## Task objective
All lines from the one containing "Decode this image" to the end of the entries below must be output exactly, and no other lines.

## Records supplied

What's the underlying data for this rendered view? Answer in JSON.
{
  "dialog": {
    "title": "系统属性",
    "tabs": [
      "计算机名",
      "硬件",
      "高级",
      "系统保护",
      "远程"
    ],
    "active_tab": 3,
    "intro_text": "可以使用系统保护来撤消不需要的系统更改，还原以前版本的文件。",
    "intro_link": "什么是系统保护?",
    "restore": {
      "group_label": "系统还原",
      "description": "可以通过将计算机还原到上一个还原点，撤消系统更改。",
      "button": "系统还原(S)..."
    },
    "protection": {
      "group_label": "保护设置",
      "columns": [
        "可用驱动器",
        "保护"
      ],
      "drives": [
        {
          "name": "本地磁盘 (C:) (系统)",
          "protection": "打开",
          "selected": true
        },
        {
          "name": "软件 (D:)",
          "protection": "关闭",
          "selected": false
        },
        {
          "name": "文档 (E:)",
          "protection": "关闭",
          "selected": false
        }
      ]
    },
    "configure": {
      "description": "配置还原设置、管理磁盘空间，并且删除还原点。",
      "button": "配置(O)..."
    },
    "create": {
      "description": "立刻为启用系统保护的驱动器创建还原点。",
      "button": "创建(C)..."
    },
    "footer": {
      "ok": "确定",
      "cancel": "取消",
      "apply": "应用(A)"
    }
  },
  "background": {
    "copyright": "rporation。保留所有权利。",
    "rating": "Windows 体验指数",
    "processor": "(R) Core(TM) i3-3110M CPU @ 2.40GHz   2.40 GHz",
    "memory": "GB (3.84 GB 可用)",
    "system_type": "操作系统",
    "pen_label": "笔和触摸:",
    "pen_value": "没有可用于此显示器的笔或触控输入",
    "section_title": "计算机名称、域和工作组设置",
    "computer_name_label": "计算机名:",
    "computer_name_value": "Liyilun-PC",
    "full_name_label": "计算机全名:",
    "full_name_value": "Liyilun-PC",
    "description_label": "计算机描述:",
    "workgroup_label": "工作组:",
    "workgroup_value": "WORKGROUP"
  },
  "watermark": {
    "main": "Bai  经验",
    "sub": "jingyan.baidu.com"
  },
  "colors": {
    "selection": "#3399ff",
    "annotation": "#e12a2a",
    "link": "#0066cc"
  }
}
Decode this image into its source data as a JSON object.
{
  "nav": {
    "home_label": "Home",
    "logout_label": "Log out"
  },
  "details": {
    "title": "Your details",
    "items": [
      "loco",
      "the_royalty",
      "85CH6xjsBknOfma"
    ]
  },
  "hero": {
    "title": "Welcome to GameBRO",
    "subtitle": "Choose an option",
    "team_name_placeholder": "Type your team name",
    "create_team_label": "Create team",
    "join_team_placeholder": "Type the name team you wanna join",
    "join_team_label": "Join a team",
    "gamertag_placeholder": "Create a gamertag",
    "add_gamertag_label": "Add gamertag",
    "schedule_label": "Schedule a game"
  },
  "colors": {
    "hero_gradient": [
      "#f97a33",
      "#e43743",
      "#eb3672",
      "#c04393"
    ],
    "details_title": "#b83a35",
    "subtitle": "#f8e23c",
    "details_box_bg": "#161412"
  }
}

## Written answer
Decode this image into its source data as a JSON object.
{
  "nav": {
    "home_label": "Home",
    "logout_label": "Log out"
  },
  "details": {
    "title": "Your details",
    "items": [
      "loco",
      "the_royalty",
      "85CH6xjsBknOfma"
    ]
  },
  "hero": {
    "title": "Welcome to GameBRO",
    "subtitle": "Choose an option",
    "team_name_placeholder": "Type your team name",
    "create_team_label": "Create team",
    "join_team_placeholder": "Type the name team you wanna join",
    "join_team_label": "Join a team",
    "gamertag_placeholder": "Create a gamertag",
    "add_gamertag_label": "Add gamertag",
    "schedule_label": "Schedule a game"
  },
  "colors": {
    "hero_gradient": [
      "#f97a33",
      "#e43743",
      "#eb3672",
      "#c04393"
    ],
    "details_title": "#b83a35",
    "subtitle": "#f8e23c",
    "details_box_bg": "#161412"
  }
}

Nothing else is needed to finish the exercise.